A movement has been launched to rescind the name selected for the new station on Tokyo's Yamanote loop line situated between Shinagawa and Tamachi, which is scheduled to commence operation from 2020.
As of 6 p.m. on Dec 10, an online petition to halt use of the new name had already garnered over 12,000 signatures.
"In the public campaign for entries to name the station, Takanawa and Shibaura received the most votes," popular columnist and illustrator Mineko Nomachi, who's spearheading the petition, told Nikkan Gendai (Dec 11). "Instead, Takanawa Gateway, which ranked 130th, was selected.
"That completely negates the meaning of holding a campaign in the first place. And it's also a betrayal to the people who submitted entries," Nomachi fumed. "I started circulating the petition to draw attention to the dishonesty of whoever was behind picking the name. "
The Takanawa district is adjacent to where the old Tokaido ("Eastern Sea Route") passed, and the area served as an entry point -- or gateway -- to those arriving at Edo, Tokyo's forerunner in pre-modern times.
Among the complaints concerning the name is that at nine syllables, Takanawa Gateway is "too long." Some Japanese, particularly elderly people, are unfamiliar with word "Ge-e-to-we-i"; others simply oppose the use of English in station names, which they see as unnecessary or inappropriate.
When the J-Town Net website conducted an online survey of people's reaction to the name, 95.8% of the respondents agreed that "It would be better to change to another name."
Sadamaro Aida, a journalist who writes about travel and transportation, remarked that the name selection process appears to be no more than a "pretext."
"Over a year ago, East Japan Railways announced its development plan for the new station between Tamachi and Shinagawa, which it tentatively named 'Global Gateway Shinagawa,'" Aida said. "So it appears that use of Gateway had already been decided upon, in which case there's was nothing to be done about it. I sense the government was involved, much like the scandal that occurred over initial selection of the 2020 Olympic Games emblem, which raised a huge ruckus three years ago. At that time, the percentage of people who favored dropping the emblem and selecting a new one was around 96%."

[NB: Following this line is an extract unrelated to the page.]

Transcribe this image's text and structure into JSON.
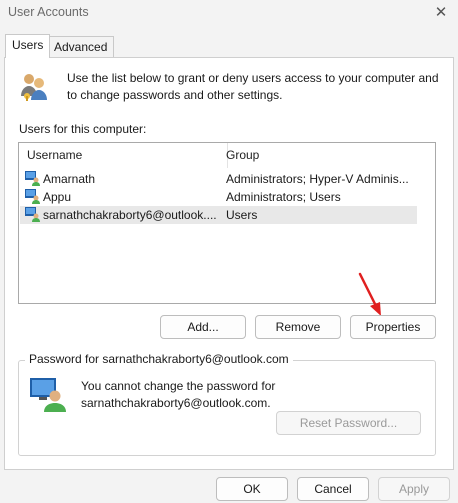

Aida told Nikkan Gendai he could only recall a few rare cases when the name of a station, for whatever reason, was changed, such as the former "Matsubara Danchi" on the Tobu Isesaki Line, which was changed to Dokkyo Daigaku-mae to associate it with the nearby university. Another example he recalls, was in Kansai, when Sakai-shi was changed, first to Hanwa Sakai, then to Sakai Kanaoka and then back to Sakai-shi again.
"If several hundred thousands signatures can be collected, there's a chance East Japan Railways will consider changing the name," Aida tells the newspaper. "But once the station goes into service, there's no possibility of a change, because of high costs that would be incurred in converting all the signs, indications on ticket vending machines and so on. So if it's going to be changed at all, it will have to happen before the station comes into use."© Japan Today